Give the number of lines in the following entries that contain the word "Spinpoint", with nothing added.

*** Begin section ***

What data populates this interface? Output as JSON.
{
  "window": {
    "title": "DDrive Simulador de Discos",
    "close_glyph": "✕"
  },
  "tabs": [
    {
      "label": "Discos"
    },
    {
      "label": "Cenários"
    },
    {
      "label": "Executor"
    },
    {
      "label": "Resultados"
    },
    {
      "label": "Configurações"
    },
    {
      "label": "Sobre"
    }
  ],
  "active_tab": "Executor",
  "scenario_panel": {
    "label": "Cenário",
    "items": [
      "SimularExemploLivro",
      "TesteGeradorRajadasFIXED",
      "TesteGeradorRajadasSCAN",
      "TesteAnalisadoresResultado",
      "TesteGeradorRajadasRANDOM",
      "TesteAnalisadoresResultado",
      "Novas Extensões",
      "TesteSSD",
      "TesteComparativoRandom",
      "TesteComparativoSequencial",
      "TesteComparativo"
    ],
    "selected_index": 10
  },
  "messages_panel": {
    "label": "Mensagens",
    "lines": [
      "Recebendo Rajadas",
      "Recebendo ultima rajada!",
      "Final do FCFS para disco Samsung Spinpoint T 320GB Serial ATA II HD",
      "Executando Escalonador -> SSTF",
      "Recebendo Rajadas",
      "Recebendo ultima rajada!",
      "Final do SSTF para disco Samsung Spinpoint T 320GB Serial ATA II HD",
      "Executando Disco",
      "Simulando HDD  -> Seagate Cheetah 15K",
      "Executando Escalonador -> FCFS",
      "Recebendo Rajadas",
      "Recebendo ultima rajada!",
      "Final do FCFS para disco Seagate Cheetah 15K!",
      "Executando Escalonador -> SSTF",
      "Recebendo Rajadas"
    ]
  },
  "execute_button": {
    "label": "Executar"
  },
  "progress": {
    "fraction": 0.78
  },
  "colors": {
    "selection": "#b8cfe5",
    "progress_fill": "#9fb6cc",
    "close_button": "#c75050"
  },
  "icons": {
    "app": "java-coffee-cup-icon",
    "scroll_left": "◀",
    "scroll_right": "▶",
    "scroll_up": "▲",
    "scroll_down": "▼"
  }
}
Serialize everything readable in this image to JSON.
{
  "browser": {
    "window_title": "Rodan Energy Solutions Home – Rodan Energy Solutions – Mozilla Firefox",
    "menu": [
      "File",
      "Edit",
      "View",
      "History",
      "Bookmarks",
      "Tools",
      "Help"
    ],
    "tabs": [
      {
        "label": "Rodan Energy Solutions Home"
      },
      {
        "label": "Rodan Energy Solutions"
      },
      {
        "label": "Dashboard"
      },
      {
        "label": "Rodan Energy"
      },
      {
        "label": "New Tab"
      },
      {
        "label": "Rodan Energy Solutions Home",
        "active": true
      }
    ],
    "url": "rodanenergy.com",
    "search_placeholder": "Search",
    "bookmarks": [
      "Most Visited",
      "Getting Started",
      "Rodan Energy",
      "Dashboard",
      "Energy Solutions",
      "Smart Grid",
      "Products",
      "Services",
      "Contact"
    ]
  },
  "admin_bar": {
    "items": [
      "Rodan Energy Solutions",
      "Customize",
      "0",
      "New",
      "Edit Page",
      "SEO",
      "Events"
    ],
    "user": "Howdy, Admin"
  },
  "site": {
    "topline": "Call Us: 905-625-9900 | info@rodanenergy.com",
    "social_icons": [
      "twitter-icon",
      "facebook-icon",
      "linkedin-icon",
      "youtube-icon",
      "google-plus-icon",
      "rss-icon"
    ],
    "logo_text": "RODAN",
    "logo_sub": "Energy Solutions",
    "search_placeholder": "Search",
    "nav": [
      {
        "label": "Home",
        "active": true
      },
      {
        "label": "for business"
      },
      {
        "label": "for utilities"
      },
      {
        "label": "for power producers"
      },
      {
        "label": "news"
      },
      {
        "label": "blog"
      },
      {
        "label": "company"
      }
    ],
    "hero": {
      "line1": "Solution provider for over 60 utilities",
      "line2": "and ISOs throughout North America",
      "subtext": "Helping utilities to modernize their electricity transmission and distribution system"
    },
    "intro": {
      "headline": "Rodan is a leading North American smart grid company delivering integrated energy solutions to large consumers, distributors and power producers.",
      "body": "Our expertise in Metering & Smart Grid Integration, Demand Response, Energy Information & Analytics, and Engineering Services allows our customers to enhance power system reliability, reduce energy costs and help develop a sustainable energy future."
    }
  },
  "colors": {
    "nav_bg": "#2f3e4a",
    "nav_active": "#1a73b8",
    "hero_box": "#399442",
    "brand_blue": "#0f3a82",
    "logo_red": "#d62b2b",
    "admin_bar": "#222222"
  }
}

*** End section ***

• **Expected answer**:
2